2013 is the year to kick business planning into high gear and start your own company. More opportunities than ever exist for innovative entrepreneurs to offer specialized services and products to meet niche market needs, and in many cases the cost of entry is low. No more excuses — follow these five tips to take action now:
1. Find an Unmet Need in a Niche You Know
Business opportunities are everywhere. They don’t have to be high-tech, involve a new wonder drug, or take years of research to develop.
Find an unmet need in a niche you know well. Create an innovative service or product that provides value to the customer and differentiates you from the competition. Be able to clearly define your business, its target market, and how you will define success. For example, is your goal to create an opportunity for yourself or will you need to grow the company to 5-20+ employees to become viable?
Begin developing relationships to gain a deeper understanding of your target market. Beta test the concept or product at low or no cost with colleagues, friends, and prospective customers, ask for their candid feedback, and be willing to continuously refine and redesign.
2. Invest In Business Planning
Now it’s time to write your ideas down and turn them into a business action plan. Similar to TurboTax or QuickBooks, there are excellent online business planning tools making it easy to create a business plan in just a few hours. Begin by reviewing good samples developed by others, and then create your own plan. By answering questions based on your knowledge and projections about the business, the software guides you through considerations about management, staffing, products and services, target market, trends, customers, and financial planning. It also can create automatic charts and other graphics making the data easy to understand and convey to others.
3. Schedule the Time
The new year is the best time to reassess your schedule and consciously allocate time to your business.

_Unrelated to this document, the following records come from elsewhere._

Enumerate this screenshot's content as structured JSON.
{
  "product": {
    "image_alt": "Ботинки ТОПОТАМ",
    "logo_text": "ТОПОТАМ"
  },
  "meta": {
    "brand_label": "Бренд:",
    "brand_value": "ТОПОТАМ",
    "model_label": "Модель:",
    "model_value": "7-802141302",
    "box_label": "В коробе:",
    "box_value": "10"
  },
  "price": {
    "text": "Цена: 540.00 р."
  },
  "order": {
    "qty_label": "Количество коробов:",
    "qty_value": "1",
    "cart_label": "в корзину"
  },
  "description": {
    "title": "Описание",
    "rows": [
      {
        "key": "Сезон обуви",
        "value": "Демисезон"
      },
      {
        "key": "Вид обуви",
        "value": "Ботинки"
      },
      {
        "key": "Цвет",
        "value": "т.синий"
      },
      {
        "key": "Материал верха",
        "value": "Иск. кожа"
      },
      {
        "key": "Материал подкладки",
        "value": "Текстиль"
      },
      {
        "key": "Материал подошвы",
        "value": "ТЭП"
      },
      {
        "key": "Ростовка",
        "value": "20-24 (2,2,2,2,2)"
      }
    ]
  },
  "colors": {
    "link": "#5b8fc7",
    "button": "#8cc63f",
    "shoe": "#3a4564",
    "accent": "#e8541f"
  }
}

While keeping your day job is strongly advised until you’ve developed a steady revenue stream, turning your idea into a viable business is going to take a real time commitment. Be willing each week to set aside at least two evenings, maybe 8-11 pm, and several hours on the weekend devoted to working through these steps.
Also, use this time to discover the other resources that are available. Small businesses play a vital role in the U.S. economy and many organizations provide business planning resources for entrepreneurs. For example, SCORE is a non-profit organization that provides free small businesses mentoring and the National Business Incubator Association is the world’s leading organization at advancing business incubation and entrepreneurship.
4. Be Dynamic
Solicit constant feedback from vendors, employees, customers, and others, and be willing to tailor your product or service to better serve their unique needs, and be prepared to continually reinvent and expand offerings to stay relevant.
Remember that your business plan is a dynamic document that remains an integral part of guiding strategic decisions as your firm evolves. Don’t let it sit on a shelf after showing it to your banker or getting that first investment – work with it to monitor progress, change assumptions, and stay focused on growing your venture.
5. Stay Committed
Every new business takes time to develop and requires persistence. If it’s worth doing, stay committed until you succeed.
Based on data from more than 10,000 LivePlan customers, Tim Berry’s (founder of Palo Alto Software) infographic about Small Business and the US Economy shows that in the next 12 months these companies will boost the U.S. economy by spending more than $3 billion, creating over 37,000 new jobs, and investing approximately $2.2 billion in employee salaries.
Act today on your new year’s resolution and start the company you’ve always talked about. Through hard work, commitment, and remaining dynamic, you can be your own boss, take charge of your future, and become part of the most important industry segment that is growing the U.S. economy.